══ STUDY MATERIAL

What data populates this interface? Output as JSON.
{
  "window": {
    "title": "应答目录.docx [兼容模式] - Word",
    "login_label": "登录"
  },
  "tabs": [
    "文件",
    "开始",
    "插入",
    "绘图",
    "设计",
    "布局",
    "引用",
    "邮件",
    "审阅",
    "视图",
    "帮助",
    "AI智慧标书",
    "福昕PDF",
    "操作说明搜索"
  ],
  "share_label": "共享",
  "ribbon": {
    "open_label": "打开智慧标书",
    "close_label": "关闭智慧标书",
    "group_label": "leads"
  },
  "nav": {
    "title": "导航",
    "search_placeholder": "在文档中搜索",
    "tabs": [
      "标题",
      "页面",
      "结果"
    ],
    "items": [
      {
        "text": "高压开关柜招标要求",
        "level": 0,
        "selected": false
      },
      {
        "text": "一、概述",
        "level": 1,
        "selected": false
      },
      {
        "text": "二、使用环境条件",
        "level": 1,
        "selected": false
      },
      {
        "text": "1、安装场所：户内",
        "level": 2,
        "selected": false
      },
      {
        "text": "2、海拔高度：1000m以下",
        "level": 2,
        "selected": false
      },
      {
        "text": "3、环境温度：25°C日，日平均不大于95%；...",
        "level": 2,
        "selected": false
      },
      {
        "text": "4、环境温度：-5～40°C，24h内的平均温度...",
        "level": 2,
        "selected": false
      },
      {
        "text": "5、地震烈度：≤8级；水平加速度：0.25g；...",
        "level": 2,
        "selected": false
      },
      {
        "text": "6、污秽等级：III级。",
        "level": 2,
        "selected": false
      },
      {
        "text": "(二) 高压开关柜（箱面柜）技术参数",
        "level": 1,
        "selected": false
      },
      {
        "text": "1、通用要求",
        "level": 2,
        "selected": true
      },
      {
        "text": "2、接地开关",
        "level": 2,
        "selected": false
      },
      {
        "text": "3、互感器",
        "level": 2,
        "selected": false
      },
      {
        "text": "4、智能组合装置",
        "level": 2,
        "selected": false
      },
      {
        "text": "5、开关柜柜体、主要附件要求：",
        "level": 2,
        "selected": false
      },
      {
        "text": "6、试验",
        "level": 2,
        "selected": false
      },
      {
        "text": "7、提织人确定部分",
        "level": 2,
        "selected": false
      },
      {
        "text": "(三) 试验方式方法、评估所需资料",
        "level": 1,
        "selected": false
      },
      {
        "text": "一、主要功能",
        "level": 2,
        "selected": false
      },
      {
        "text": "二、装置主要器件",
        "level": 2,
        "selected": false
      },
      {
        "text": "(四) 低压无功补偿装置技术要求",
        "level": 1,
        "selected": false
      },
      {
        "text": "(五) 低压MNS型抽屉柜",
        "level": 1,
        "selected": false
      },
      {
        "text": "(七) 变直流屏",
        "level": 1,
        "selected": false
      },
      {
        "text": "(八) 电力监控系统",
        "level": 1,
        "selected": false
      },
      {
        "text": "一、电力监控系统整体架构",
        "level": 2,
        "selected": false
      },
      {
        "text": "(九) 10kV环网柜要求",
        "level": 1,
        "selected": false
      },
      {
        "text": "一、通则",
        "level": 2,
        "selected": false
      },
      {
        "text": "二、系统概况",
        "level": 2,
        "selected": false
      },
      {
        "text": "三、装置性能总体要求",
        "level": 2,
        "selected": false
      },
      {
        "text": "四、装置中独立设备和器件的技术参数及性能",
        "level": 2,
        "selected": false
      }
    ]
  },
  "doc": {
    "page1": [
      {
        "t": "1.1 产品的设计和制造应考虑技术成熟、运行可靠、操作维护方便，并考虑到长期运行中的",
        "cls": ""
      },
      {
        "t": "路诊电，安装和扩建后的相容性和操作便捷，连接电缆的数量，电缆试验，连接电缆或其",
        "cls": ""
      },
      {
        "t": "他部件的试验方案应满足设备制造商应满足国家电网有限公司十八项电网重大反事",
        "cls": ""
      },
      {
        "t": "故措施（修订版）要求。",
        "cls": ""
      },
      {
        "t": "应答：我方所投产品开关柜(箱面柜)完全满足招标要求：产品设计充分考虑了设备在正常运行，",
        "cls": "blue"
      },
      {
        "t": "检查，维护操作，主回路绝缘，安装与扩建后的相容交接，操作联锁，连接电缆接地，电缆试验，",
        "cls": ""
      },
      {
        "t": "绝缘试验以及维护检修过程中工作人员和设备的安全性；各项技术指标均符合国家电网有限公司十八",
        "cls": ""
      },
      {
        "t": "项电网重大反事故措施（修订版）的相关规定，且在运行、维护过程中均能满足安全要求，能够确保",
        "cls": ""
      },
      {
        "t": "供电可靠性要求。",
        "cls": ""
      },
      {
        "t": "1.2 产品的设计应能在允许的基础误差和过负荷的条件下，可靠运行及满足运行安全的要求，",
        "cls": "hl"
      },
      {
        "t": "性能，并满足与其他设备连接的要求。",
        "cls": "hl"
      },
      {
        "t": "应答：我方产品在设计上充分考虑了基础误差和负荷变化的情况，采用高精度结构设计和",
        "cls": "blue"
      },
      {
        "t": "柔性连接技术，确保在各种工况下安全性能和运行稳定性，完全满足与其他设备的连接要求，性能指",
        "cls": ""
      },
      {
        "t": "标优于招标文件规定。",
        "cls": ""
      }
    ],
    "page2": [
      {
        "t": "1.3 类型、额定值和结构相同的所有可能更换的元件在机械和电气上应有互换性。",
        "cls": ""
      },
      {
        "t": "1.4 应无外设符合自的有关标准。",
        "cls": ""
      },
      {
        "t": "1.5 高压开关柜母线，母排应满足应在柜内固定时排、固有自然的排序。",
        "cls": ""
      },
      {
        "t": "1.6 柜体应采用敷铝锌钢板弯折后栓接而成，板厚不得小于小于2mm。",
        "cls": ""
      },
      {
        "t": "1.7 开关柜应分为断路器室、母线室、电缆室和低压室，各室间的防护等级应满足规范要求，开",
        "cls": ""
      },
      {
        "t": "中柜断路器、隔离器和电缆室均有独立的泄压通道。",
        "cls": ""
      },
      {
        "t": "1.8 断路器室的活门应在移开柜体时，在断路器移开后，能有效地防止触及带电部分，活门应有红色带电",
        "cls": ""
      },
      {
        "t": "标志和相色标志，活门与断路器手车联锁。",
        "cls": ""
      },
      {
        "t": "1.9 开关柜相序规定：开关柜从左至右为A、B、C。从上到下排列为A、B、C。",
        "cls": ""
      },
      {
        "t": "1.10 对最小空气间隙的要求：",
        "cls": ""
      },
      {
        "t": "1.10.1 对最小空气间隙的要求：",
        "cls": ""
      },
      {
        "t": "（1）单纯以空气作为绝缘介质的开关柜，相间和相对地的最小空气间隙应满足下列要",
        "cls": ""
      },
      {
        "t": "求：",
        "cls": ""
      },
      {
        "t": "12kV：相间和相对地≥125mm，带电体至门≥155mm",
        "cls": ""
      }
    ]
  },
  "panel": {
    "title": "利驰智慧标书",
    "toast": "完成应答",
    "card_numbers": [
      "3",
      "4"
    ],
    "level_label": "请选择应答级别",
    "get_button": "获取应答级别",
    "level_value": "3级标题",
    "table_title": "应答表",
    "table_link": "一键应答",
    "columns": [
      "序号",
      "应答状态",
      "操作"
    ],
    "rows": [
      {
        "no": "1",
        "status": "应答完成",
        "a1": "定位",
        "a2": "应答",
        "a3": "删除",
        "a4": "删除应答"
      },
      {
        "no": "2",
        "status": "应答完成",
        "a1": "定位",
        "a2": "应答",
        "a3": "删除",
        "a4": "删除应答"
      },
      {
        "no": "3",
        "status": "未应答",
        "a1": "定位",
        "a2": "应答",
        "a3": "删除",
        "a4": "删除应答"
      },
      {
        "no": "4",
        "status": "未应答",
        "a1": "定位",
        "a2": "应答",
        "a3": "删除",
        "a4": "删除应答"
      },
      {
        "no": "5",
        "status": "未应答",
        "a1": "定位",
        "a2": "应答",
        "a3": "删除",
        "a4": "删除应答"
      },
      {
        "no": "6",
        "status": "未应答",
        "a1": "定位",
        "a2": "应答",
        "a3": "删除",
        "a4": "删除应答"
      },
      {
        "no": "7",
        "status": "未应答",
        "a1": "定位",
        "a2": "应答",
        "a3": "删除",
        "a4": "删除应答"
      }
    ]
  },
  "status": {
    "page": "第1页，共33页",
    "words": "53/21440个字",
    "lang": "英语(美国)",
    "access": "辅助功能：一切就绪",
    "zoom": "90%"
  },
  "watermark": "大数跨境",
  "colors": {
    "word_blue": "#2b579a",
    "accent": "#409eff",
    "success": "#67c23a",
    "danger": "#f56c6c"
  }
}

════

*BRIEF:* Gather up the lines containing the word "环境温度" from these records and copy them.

*RESULT FOR THIS TASK:*
        "text": "3、环境温度：25°C日，日平均不大于95%；...",
        "text": "4、环境温度：-5～40°C，24h内的平均温度...",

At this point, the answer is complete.